WHAT IS NEEDED:
Each line below needs to be restated word for word.

PROVIDED DATA:
• • • • •
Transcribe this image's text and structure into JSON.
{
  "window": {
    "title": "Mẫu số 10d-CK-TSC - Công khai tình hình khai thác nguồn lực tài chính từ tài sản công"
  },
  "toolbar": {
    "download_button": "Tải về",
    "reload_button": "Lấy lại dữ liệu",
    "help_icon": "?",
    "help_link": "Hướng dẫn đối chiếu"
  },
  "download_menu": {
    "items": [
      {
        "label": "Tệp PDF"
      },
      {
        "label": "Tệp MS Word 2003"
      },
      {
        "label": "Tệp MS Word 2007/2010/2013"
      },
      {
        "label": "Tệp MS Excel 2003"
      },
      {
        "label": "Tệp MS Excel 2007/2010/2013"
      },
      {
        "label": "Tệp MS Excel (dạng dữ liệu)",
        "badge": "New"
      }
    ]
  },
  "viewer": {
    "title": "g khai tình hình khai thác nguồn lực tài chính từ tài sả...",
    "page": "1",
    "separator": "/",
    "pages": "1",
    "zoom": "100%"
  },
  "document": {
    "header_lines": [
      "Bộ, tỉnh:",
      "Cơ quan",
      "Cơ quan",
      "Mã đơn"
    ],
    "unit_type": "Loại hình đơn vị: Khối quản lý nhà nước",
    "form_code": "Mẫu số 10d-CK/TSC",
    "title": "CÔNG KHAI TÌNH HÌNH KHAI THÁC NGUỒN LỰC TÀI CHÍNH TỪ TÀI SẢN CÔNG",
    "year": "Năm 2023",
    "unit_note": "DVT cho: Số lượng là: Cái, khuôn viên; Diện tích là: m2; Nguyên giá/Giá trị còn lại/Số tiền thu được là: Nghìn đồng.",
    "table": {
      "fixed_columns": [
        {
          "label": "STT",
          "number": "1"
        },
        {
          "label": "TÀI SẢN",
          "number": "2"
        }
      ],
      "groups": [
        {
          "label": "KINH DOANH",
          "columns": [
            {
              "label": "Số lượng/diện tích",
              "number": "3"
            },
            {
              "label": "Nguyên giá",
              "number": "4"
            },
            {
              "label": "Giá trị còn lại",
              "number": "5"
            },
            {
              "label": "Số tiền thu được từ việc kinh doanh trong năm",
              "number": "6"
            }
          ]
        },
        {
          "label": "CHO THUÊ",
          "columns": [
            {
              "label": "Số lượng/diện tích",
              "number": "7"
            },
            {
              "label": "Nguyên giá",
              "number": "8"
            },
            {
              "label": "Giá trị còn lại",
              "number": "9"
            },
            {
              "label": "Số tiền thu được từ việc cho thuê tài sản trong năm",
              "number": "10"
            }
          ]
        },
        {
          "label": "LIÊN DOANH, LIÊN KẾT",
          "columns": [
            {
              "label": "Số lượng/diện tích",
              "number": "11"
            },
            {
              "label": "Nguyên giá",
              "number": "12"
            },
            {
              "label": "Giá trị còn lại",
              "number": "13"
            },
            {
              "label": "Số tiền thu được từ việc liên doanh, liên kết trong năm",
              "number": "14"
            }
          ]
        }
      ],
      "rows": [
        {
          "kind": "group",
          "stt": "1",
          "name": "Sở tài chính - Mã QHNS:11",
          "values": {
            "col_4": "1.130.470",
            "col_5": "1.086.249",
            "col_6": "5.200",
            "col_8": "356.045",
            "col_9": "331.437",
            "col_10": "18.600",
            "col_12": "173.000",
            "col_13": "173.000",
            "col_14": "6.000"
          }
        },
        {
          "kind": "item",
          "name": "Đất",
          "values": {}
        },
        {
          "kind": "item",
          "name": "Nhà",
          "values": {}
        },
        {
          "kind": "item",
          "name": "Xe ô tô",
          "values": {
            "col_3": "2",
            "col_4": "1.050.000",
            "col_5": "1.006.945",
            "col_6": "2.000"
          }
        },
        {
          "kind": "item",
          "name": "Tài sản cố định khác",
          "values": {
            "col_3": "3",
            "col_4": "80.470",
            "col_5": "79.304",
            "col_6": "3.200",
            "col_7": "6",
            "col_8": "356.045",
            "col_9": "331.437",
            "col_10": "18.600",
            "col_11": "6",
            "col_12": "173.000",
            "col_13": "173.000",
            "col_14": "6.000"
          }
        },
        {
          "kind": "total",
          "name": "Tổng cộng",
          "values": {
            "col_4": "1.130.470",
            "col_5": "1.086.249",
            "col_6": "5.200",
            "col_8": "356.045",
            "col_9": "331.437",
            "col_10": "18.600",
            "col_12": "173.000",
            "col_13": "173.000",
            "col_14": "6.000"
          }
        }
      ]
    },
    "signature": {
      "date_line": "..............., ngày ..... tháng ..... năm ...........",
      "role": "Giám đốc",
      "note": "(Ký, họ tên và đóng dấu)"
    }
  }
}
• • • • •
TASK ANSWER:
Transcribe this image's text and structure into JSON.
{
  "window": {
    "title": "Mẫu số 10d-CK-TSC - Công khai tình hình khai thác nguồn lực tài chính từ tài sản công"
  },
  "toolbar": {
    "download_button": "Tải về",
    "reload_button": "Lấy lại dữ liệu",
    "help_icon": "?",
    "help_link": "Hướng dẫn đối chiếu"
  },
  "download_menu": {
    "items": [
      {
        "label": "Tệp PDF"
      },
      {
        "label": "Tệp MS Word 2003"
      },
      {
        "label": "Tệp MS Word 2007/2010/2013"
      },
      {
        "label": "Tệp MS Excel 2003"
      },
      {
        "label": "Tệp MS Excel 2007/2010/2013"
      },
      {
        "label": "Tệp MS Excel (dạng dữ liệu)",
        "badge": "New"
      }
    ]
  },
  "viewer": {
    "title": "g khai tình hình khai thác nguồn lực tài chính từ tài sả...",
    "page": "1",
    "separator": "/",
    "pages": "1",
    "zoom": "100%"
  },
  "document": {
    "header_lines": [
      "Bộ, tỉnh:",
      "Cơ quan",
      "Cơ quan",
      "Mã đơn"
    ],
    "unit_type": "Loại hình đơn vị: Khối quản lý nhà nước",
    "form_code": "Mẫu số 10d-CK/TSC",
    "title": "CÔNG KHAI TÌNH HÌNH KHAI THÁC NGUỒN LỰC TÀI CHÍNH TỪ TÀI SẢN CÔNG",
    "year": "Năm 2023",
    "unit_note": "DVT cho: Số lượng là: Cái, khuôn viên; Diện tích là: m2; Nguyên giá/Giá trị còn lại/Số tiền thu được là: Nghìn đồng.",
    "table": {
      "fixed_columns": [
        {
          "label": "STT",
          "number": "1"
        },
        {
          "label": "TÀI SẢN",
          "number": "2"
        }
      ],
      "groups": [
        {
          "label": "KINH DOANH",
          "columns": [
            {
              "label": "Số lượng/diện tích",
              "number": "3"
            },
            {
              "label": "Nguyên giá",
              "number": "4"
            },
            {
              "label": "Giá trị còn lại",
              "number": "5"
            },
            {
              "label": "Số tiền thu được từ việc kinh doanh trong năm",
              "number": "6"
            }
          ]
        },
        {
          "label": "CHO THUÊ",
          "columns": [
            {
              "label": "Số lượng/diện tích",
              "number": "7"
            },
            {
              "label": "Nguyên giá",
              "number": "8"
            },
            {
              "label": "Giá trị còn lại",
              "number": "9"
            },
            {
              "label": "Số tiền thu được từ việc cho thuê tài sản trong năm",
              "number": "10"
            }
          ]
        },
        {
          "label": "LIÊN DOANH, LIÊN KẾT",
          "columns": [
            {
              "label": "Số lượng/diện tích",
              "number": "11"
            },
            {
              "label": "Nguyên giá",
              "number": "12"
            },
            {
              "label": "Giá trị còn lại",
              "number": "13"
            },
            {
              "label": "Số tiền thu được từ việc liên doanh, liên kết trong năm",
              "number": "14"
            }
          ]
        }
      ],
      "rows": [
        {
          "kind": "group",
          "stt": "1",
          "name": "Sở tài chính - Mã QHNS:11",
          "values": {
            "col_4": "1.130.470",
            "col_5": "1.086.249",
            "col_6": "5.200",
            "col_8": "356.045",
            "col_9": "331.437",
            "col_10": "18.600",
            "col_12": "173.000",
            "col_13": "173.000",
            "col_14": "6.000"
          }
        },
        {
          "kind": "item",
          "name": "Đất",
          "values": {}
        },
        {
          "kind": "item",
          "name": "Nhà",
          "values": {}
        },
        {
          "kind": "item",
          "name": "Xe ô tô",
          "values": {
            "col_3": "2",
            "col_4": "1.050.000",
            "col_5": "1.006.945",
            "col_6": "2.000"
          }
        },
        {
          "kind": "item",
          "name": "Tài sản cố định khác",
          "values": {
            "col_3": "3",
            "col_4": "80.470",
            "col_5": "79.304",
            "col_6": "3.200",
            "col_7": "6",
            "col_8": "356.045",
            "col_9": "331.437",
            "col_10": "18.600",
            "col_11": "6",
            "col_12": "173.000",
            "col_13": "173.000",
            "col_14": "6.000"
          }
        },
        {
          "kind": "total",
          "name": "Tổng cộng",
          "values": {
            "col_4": "1.130.470",
            "col_5": "1.086.249",
            "col_6": "5.200",
            "col_8": "356.045",
            "col_9": "331.437",
            "col_10": "18.600",
            "col_12": "173.000",
            "col_13": "173.000",
            "col_14": "6.000"
          }
        }
      ]
    },
    "signature": {
      "date_line": "..............., ngày ..... tháng ..... năm ...........",
      "role": "Giám đốc",
      "note": "(Ký, họ tên và đóng dấu)"
    }
  }
}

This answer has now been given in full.